The next step is for students to determine more points that are solutions for the inequality, with no equal to part. (below).

The equal to part is addressed separately (below).

The equal to and the greater parts previously addressed are combined together.

The inequality is will be expanded to include an operation (+ 2) with a focus on the equal to part first.

The greater than with no equal to is addressed.

Then the equal to and greater than are addressed sequential. The equal to results in dots in a straight line and in lieu of plotting all the points, a line is drawn (building on the intro to 1 variable inequalities). This is followed by the greater than part and shading in lieu of plotting all of the dots above. THIS is where they gain an understanding of what the aforementioned shading is.

Finally, the dashed line is addressed by showing, as was done with the 1 variable inequalities, that there is a cutoff point that is not part of the solution set so in lieu of plotting a bunch of open circles, a dashed line is drawn.

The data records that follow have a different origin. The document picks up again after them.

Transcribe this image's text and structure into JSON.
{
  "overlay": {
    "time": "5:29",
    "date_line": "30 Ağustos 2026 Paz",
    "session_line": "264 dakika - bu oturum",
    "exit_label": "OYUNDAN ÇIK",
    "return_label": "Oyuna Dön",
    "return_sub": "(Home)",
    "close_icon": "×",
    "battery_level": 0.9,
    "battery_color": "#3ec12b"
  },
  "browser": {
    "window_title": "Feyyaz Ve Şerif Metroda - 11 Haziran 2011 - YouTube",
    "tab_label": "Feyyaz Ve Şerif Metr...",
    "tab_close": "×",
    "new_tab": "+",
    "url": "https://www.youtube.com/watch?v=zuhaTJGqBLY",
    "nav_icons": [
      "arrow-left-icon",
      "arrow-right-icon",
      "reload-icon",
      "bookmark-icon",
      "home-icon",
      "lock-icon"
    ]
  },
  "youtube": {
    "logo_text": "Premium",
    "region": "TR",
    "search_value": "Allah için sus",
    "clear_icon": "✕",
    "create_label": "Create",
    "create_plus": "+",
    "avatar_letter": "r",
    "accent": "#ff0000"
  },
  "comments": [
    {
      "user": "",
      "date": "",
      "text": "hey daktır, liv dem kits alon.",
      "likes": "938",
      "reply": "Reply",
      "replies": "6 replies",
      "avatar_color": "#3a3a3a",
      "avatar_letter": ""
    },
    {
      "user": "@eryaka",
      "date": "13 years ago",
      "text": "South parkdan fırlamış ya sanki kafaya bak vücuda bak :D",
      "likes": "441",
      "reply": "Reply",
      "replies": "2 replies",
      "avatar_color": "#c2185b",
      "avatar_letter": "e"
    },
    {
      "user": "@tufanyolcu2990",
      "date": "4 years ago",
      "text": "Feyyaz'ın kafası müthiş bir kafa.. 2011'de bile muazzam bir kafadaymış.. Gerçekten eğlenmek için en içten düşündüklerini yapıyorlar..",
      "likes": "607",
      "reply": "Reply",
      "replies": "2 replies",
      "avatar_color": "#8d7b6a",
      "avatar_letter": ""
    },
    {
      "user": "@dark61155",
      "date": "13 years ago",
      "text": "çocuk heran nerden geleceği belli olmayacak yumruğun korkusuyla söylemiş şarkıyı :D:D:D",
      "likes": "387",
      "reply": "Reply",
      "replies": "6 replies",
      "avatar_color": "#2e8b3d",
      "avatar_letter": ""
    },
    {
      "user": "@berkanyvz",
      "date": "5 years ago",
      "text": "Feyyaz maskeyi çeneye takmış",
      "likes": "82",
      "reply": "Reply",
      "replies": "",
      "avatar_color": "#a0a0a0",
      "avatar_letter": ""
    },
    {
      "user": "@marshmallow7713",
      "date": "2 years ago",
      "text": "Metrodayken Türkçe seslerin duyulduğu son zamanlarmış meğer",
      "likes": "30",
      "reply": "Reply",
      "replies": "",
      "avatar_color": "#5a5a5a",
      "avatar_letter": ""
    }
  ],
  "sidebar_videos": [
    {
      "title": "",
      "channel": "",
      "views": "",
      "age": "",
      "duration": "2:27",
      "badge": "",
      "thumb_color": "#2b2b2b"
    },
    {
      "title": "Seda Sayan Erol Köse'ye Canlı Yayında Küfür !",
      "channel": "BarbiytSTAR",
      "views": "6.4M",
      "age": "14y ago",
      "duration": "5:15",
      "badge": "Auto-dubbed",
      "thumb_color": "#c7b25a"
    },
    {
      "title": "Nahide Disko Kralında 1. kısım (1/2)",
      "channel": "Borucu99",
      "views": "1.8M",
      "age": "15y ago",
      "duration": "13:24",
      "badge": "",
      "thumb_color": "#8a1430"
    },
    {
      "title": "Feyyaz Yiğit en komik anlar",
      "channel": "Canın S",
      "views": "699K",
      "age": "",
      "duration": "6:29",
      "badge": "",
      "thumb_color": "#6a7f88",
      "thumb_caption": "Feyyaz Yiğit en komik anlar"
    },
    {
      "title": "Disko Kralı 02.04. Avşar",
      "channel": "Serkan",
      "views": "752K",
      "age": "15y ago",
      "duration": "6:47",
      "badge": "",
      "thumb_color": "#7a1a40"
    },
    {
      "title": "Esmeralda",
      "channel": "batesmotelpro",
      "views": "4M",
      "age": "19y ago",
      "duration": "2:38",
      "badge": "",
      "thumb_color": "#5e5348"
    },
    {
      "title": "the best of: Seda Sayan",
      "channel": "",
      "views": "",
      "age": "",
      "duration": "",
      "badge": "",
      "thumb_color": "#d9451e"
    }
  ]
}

Graphing linear functions and the underlying concept are challenging for many students. The video below shows a scaffolded approach to teaching how to graph. This approach also addresses the concept of the graph as a visual representation of all possible solutions (see photo above). Students often do not realize that the line is actually comprised of an infinite set of points which represent all the solutions. Here is a link to the document used in the video.